A new report (Jan. 2010) by the Pacific Northwest National Laboratory entitled “The Smart Grid: An Estimation of the Energy and CO2 Benefits,” estimates the energy and C02 benefits of smart grids (but not the costs).
Smart grid effectiveness relies in part on changing human behavior. To this end, the report contains a useful summary of over 30 studies examining the impact of energy information on decisions regarding energy use, concluding that they provide “convincing evidence that consumers will change their energy consumption behavior in response to feedback, and that the conditions surrounding feedback, such as frequency and specificity, are influential variables.”
However, the authors point out the many gaps in our current understanding of underlying causal mechanisms. Topics in bold have been examined by IS researchers in other contexts and [my comments are in brackets]:
The role of habit, behavior change, and cognitive control.
Consumer mental models of energy–how do people think about energy? [and how do energy visualizations and messaging from others via social media affect mental models]
Increase the time granularity of data to better understand energy usage patterns across the 24-hour period, weekly and weekend differences, and variations within time periods of the seasons.
Develop more specific guidelines for information and outreach programs [how to reach Gen Y? think facebook, twitter, etc.]
Develop design guidelines for feedback systems (bills, meters, etc.) directly linked to social/cognitive/human factors. [see how this happens with e-services in an analogous situation from healthcare here].
Better define the basis for behavior change in energy consuming activities–what is the reward system?

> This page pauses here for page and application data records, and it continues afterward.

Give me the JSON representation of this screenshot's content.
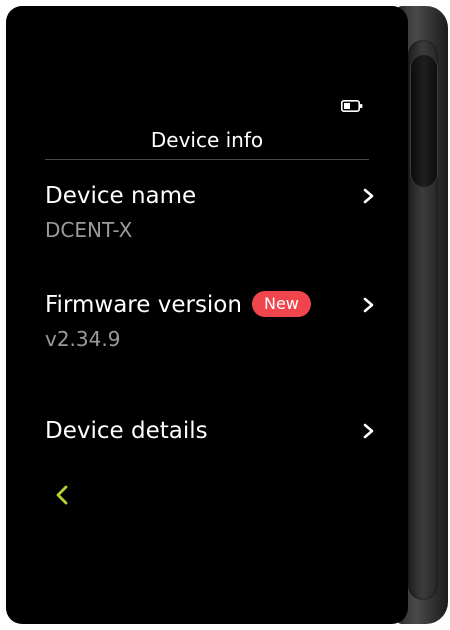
{
  "screen": {
    "title": "Device info"
  },
  "status": {
    "battery_icon": "battery-low-icon"
  },
  "menu": {
    "items": [
      {
        "label": "Device name",
        "value": "DCENT-X",
        "icon": "chevron-right-icon"
      },
      {
        "label": "Firmware version",
        "badge": "New",
        "value": "v2.34.9",
        "icon": "chevron-right-icon"
      },
      {
        "label": "Device details",
        "icon": "chevron-right-icon"
      }
    ]
  },
  "navigation": {
    "back_icon": "chevron-left-icon"
  },
  "colors": {
    "background": "#000000",
    "text": "#ffffff",
    "secondary_text": "#9a9a9a",
    "badge": "#f0454d",
    "back_accent": "#b5d334",
    "divider": "#4a4a4a"
  }
}
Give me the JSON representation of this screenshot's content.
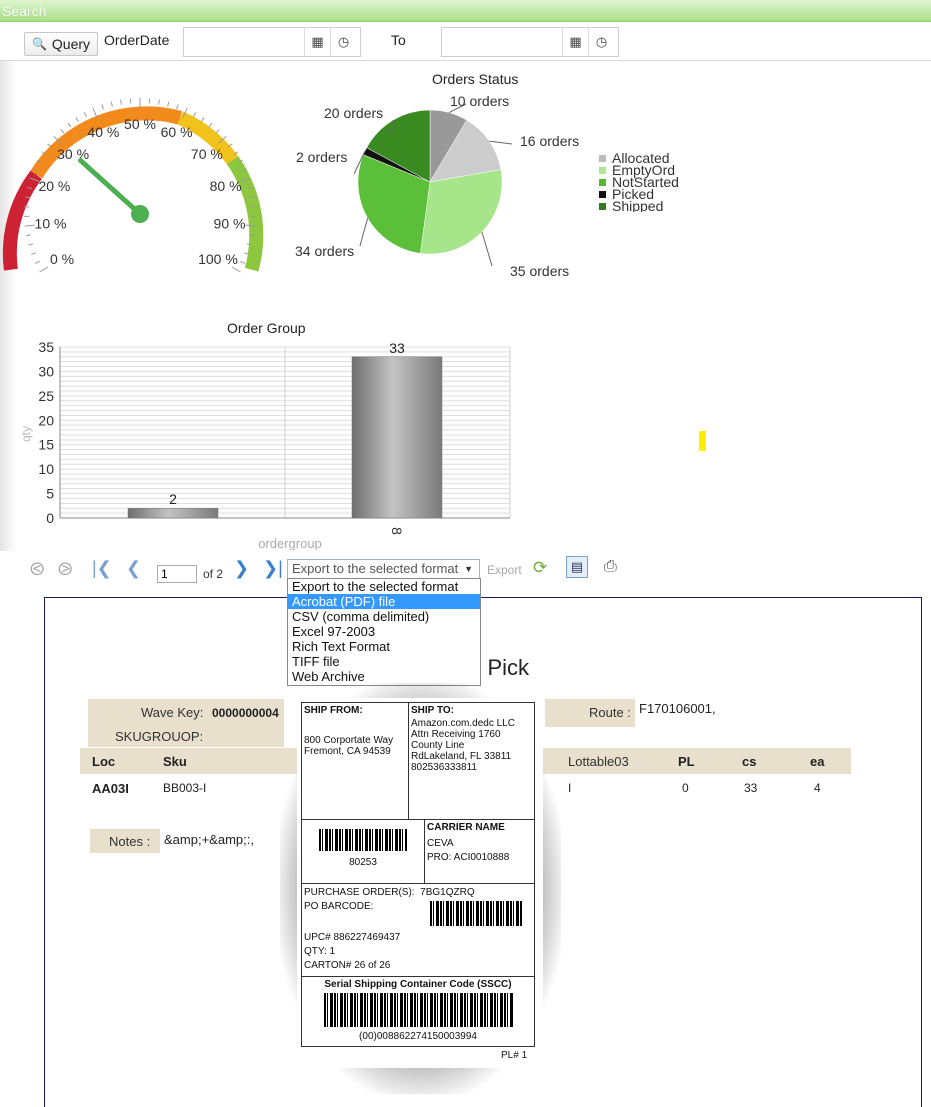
{
  "search": {
    "header_label": "Search",
    "query_button": "Query",
    "order_date_label": "OrderDate",
    "to_label": "To",
    "date_from_value": "",
    "date_to_value": ""
  },
  "gauge": {
    "ticks": [
      "0 %",
      "10 %",
      "20 %",
      "30 %",
      "40 %",
      "50 %",
      "60 %",
      "70 %",
      "80 %",
      "90 %",
      "100 %"
    ],
    "value_percent": 30
  },
  "chart_data": [
    {
      "type": "pie",
      "title": "Orders Status",
      "labels": [
        "10 orders",
        "16 orders",
        "35 orders",
        "34 orders",
        "2 orders",
        "20 orders"
      ],
      "values": [
        10,
        16,
        35,
        34,
        2,
        20
      ],
      "slice_colors": [
        "#999999",
        "#cccccc",
        "#a6e58a",
        "#5cbf3a",
        "#111111",
        "#3a8a22"
      ],
      "legend": [
        "Allocated",
        "EmptyOrd",
        "NotStarted",
        "Picked",
        "Shipped"
      ],
      "legend_colors": [
        "#bbbbbb",
        "#aee58f",
        "#55bb33",
        "#111111",
        "#2f7d1c"
      ],
      "legend_position": "right"
    },
    {
      "type": "bar",
      "title": "Order Group",
      "categories": [
        "",
        "8"
      ],
      "values": [
        2,
        33
      ],
      "data_labels": [
        "2",
        "33"
      ],
      "xlabel": "ordergroup",
      "ylabel": "qty",
      "ylim": [
        0,
        35
      ],
      "yticks": [
        0,
        5,
        10,
        15,
        20,
        25,
        30,
        35
      ],
      "grid": true
    }
  ],
  "toolbar": {
    "page_value": "1",
    "page_of": "of 2",
    "export_selected": "Export to the selected format",
    "export_button": "Export",
    "export_options": [
      "Export to the selected format",
      "Acrobat (PDF) file",
      "CSV (comma delimited)",
      "Excel 97-2003",
      "Rich Text Format",
      "TIFF file",
      "Web Archive"
    ],
    "highlighted_option_index": 1
  },
  "report": {
    "title_fragment": "m Pick",
    "wave_key_label": "Wave Key:",
    "wave_key_value": "0000000004",
    "skugroup_label": "SKUGROUOP:",
    "route_label": "Route :",
    "route_value": "F170106001,",
    "columns": [
      "Loc",
      "Sku",
      "Lottable03",
      "PL",
      "cs",
      "ea"
    ],
    "row": {
      "loc": "AA03I",
      "sku": "BB003-I",
      "lottable03": "I",
      "pl": "0",
      "cs": "33",
      "ea": "4"
    },
    "notes_label": "Notes :",
    "notes_value": "&amp;+&amp;:,"
  },
  "shipping_label": {
    "ship_from_title": "SHIP FROM:",
    "ship_from_lines": [
      "800 Corportate Way",
      "Fremont, CA 94539"
    ],
    "ship_to_title": "SHIP TO:",
    "ship_to_lines": [
      "Amazon.com.dedc LLC",
      "Attn Receiving 1760",
      "County Line",
      "RdLakeland, FL 33811",
      "802536333811"
    ],
    "barcode_number": "80253",
    "carrier_title": "CARRIER NAME",
    "carrier_name": "CEVA",
    "pro_line": "PRO:  ACI0010888",
    "purchase_orders_label": "PURCHASE ORDER(S):",
    "purchase_orders_value": "7BG1QZRQ",
    "po_barcode_label": "PO BARCODE:",
    "upc_line": "UPC#    886227469437",
    "qty_line": "QTY:    1",
    "carton_line": "CARTON#    26 of 26",
    "sscc_title": "Serial Shipping Container Code (SSCC)",
    "sscc_value": "(00)008862274150003994",
    "pl_line": "PL# 1"
  }
}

What is the role of negative reinforcement? [See this video for one vision of the future…]
Preference and rating studies using survey methods to understand consumer perceptions of risks and benefits associated with various change scenarios.

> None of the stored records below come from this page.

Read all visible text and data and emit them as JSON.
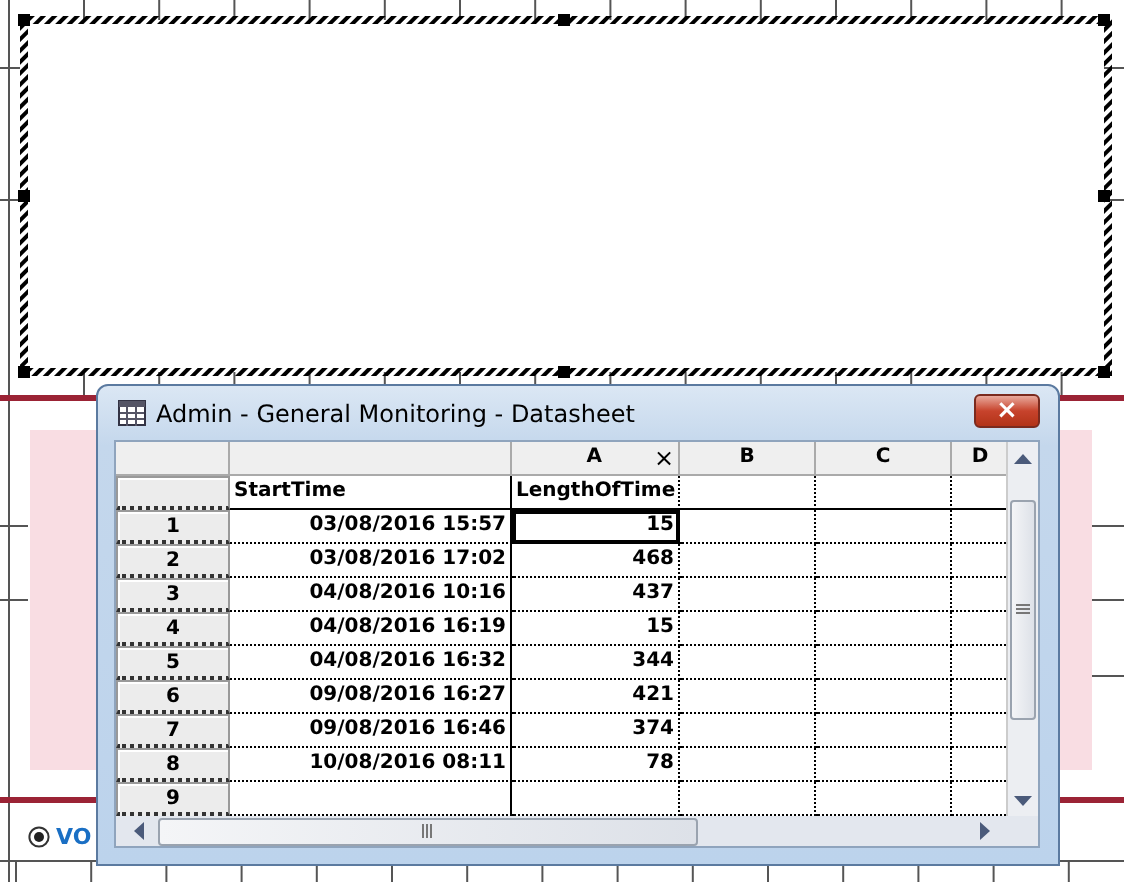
{
  "radio": {
    "label": "VO",
    "selected": true
  },
  "datasheet": {
    "title": "Admin - General Monitoring - Datasheet",
    "close_mark": "×",
    "columns": [
      {
        "field": "StartTime"
      },
      {
        "letter": "A",
        "field": "LengthOfTime",
        "close_mark": "×"
      },
      {
        "letter": "B"
      },
      {
        "letter": "C"
      },
      {
        "letter": "D"
      }
    ],
    "rows": [
      {
        "number": "1",
        "cells": [
          "03/08/2016 15:57",
          "15"
        ],
        "selected": true
      },
      {
        "number": "2",
        "cells": [
          "03/08/2016 17:02",
          "468"
        ],
        "selected": false
      },
      {
        "number": "3",
        "cells": [
          "04/08/2016 10:16",
          "437"
        ],
        "selected": false
      },
      {
        "number": "4",
        "cells": [
          "04/08/2016 16:19",
          "15"
        ],
        "selected": false
      },
      {
        "number": "5",
        "cells": [
          "04/08/2016 16:32",
          "344"
        ],
        "selected": false
      },
      {
        "number": "6",
        "cells": [
          "09/08/2016 16:27",
          "421"
        ],
        "selected": false
      },
      {
        "number": "7",
        "cells": [
          "09/08/2016 16:46",
          "374"
        ],
        "selected": false
      },
      {
        "number": "8",
        "cells": [
          "10/08/2016 08:11",
          "78"
        ],
        "selected": false
      },
      {
        "number": "9",
        "selected": false
      }
    ]
  }
}
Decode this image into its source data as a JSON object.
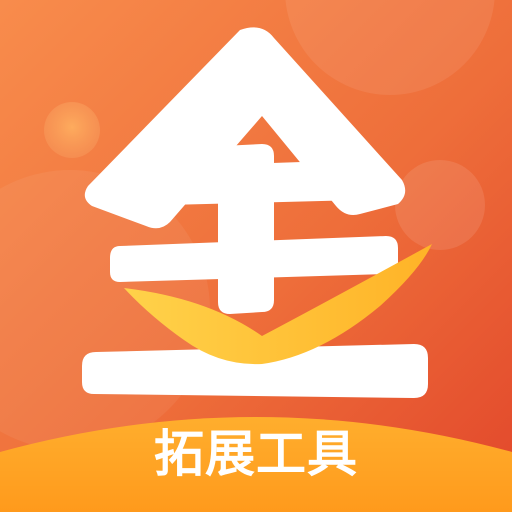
{
  "caption": "拓展工具",
  "logo": {
    "glyph_name": "quan-character-logo",
    "colors": {
      "background_top": "#F6894B",
      "background_bottom": "#E44E2E",
      "glyph": "#FFFFFF",
      "accent_swoosh": "#FFC33A",
      "bottom_band": "#FFA323",
      "caption_text": "#FFFFFF"
    }
  }
}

How can social or behavioral constraints be built into the energy consumption system that will “nudge” people to make desirable energy choices?
Longitudinal assessments of persistence across different types of feedback.
Many of these issues have analogs for business, such as the difference between creating a culture of energy conservation using social media (see Intel)versus mandating it in a top-down fashion.